     I see the immune system as a kind of protective shield against illness. I never used to eat a good breakfast first thing in the morning. Instead I would go for a run or other exercise. Often, by the time I got around to eating, it was in the late afternoon. Just about any health professional would agree that a good breakfast in the morning is important to good health. Well, now I see the need for that, too. So I’ll eat some breakfast now, and then go out for a run. With a little food in my stomach, it may be a bit harder to run, but a lot better for my immune system. When I consider that a hard run temporarily weakens the immune system, having some breakfast before the run seems like common sense. 

     On Dec. 28th of 2016 I was doing a run on my YMCA's treadmill. I was in the listening phase of the run. I ran a ten minute mile pace for three quarters of a mile. A ten minute mile pace is race pace for me for a 5k run. For the first two quarters I was breathing effectively through the nose, but I had to exhale through the mouth. I finished the run and felt ok. The next day I had a severe asthma attack. This phenomenon has happened twice! My theory is, once it is impossible for me to exhale through the nose on a listening phase run, it is time to slow down the run to a jog and really listen to my body instead of pushing harder.

     I emailed John Douillard about my theory. He agreed with me. He recommended something he calls the "12 Minute Workout." The idea of this workout is that one minute sprints should be followed by one minute recovery jogs, all with mouth breathing. This workout also includes a warm up and warm down. I am going to start implementing this workout on Jan. 12, 2017. My hope is it will prevent the illnesses I've experienced after hard runs of three quarters of a mile

to a 5K in the fall, winter or spring. I suggest you go to
     In conclusion, I’ve been running with asthma for six decades. Hopefully I’ve learned enough to be able to keep running a while longer.
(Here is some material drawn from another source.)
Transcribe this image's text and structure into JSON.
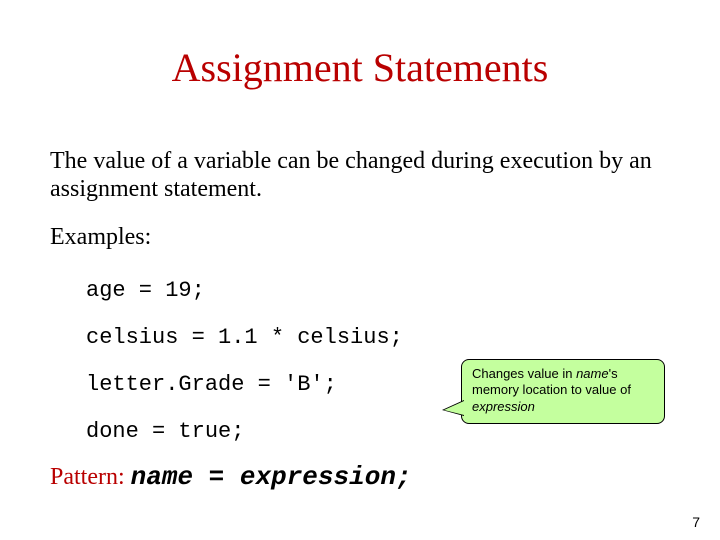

The biggest lesson I’ve learned is that running a hard workout can sometimes be the worst thing I can do. A hard run, I think, can weaken my immune system and lead to illness, which leads to increased asthma, which can easily prevent me from running for a month or more. So I have to pick my spots regarding when I can run hard. Certainly not when I’m already under stress, when someone else in my house is sick, or when I haven’t had enough sleep or proper nutrition. Once I'm in the middle of a run, how do I know if I'm running too hard? When it becomes difficult to breathe through my nose on the exhale, that's too hard. Every day I need to access my situation to determine whether I should take the day off, run easy or run hard. If I can do that, hopefully I’ll be running with asthma for a long time.